Paradoxically, Bush's strongest tactical card over Iraq is the sheer magnitude of the disaster he has created. Bush is correct to say Democrats have no viable alternative, for a simple reason. There simply isn't one. But that leaves the ball in Bush's court - and alas, "discernable reality" also points towards some form of accommodation with Iran. Win or lose the elections, Iran was already potentially an even thornier problem than Iraq for his remaining time in office. Their loss makes even less likely the use of the military option by a president approved of by only 35 per cent of his countrymen. Among Tuesday night's winners may be counted not only the Democrats but also Mahmoud Ahmadinejad.

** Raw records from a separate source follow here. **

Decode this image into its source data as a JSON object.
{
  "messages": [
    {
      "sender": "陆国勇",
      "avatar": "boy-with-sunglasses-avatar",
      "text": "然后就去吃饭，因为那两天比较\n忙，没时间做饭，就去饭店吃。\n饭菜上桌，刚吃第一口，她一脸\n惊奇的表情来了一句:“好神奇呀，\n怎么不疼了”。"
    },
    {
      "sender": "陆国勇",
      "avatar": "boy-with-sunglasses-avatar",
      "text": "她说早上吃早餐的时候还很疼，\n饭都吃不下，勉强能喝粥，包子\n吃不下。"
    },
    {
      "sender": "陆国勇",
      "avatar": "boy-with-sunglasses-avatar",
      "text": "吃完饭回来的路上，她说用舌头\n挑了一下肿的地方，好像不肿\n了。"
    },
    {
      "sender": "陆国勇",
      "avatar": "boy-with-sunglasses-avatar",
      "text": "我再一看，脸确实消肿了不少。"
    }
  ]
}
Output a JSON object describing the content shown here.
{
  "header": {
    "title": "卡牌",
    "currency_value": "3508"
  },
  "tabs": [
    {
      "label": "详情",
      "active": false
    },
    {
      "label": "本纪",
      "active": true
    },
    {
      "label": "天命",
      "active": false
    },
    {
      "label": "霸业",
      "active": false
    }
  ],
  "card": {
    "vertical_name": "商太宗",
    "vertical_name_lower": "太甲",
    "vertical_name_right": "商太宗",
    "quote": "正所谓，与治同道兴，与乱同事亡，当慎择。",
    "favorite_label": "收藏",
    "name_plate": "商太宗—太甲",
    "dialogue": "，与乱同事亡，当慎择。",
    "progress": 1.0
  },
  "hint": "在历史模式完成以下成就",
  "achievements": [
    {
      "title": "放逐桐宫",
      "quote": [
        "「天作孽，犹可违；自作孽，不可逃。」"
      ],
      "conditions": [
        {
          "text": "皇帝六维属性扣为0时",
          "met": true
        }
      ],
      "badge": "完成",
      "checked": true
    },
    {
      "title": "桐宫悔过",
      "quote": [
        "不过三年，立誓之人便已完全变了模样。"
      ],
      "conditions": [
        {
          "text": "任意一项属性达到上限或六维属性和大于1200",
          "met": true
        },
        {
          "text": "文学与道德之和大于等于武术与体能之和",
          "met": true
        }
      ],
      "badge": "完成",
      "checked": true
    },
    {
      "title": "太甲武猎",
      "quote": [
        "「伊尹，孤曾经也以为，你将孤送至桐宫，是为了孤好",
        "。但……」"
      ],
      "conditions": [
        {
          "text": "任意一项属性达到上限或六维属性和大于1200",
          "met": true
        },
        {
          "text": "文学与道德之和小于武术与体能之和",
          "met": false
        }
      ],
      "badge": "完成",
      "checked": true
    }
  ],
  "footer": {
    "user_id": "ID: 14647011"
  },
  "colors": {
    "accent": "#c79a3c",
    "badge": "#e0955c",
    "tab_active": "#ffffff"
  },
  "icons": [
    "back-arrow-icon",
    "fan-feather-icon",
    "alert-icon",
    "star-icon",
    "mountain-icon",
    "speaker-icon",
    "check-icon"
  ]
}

What can save Bush, and offer his Republicans a chance of hanging on to the White House two years hence? His best hope is that Democrats overplay their hand, especially if they find themselves in command of the Senate as well as the House. Gingrich made that mistake a decade ago, allowing Clinton to exploit his overreaching to win a second term in 1996. Heedless of the lesson, the Republicans launched the absurd impeachment effort that contributed to losses in the 1998 midterms, against every historical trend.

For veteran Democrats steamrollered by Gingrich and his successors into virtual irrelevance in the House for the past dozen years, the urge to get even must be close to irresistible right now. But my guess is they will resist it. Democrats understand as well as anyone that these midterms were not won by them so much as lost by the Republicans.

They know full well that an eminently winnable presidential election is just two years off. It makes little sense to alienate a public disposed to give them a chance, by launching a revenge effort at impeachment or by putting headline-grabbing investigation by TV klieg-light ahead of measured legislative proposals, even if these latter invite a presidential veto.

No less important, the make-up of the Democratic delegation in the House has changed with the passage from minority to majority. True, committees will be chaired by old liberal lions. But the newcomers are predominantly moderate Democrats who will resist any effort by Nancy Pelosi, the Speaker-in-waiting, to live up to the myth of her San Francisco political base. And this leads to the other US political paradox of the hour.

The Democrats may have won. But Congress has moved not leftwards, but rightwards. Not only are Democrats more conservative. So too are their opponents after Tuesday's cull of Republican moderates. These days, Bill Kristol, founding father of the modern neocon movement, and advocate of military action against Iran, ploughs a lonely furrow. But his judgement on the vote is spot on. "America remains a moderately conservative country, and Democrats have adjusted to the fact." In short, they have adjusted to reality. The question is, can George W Bush do likewise?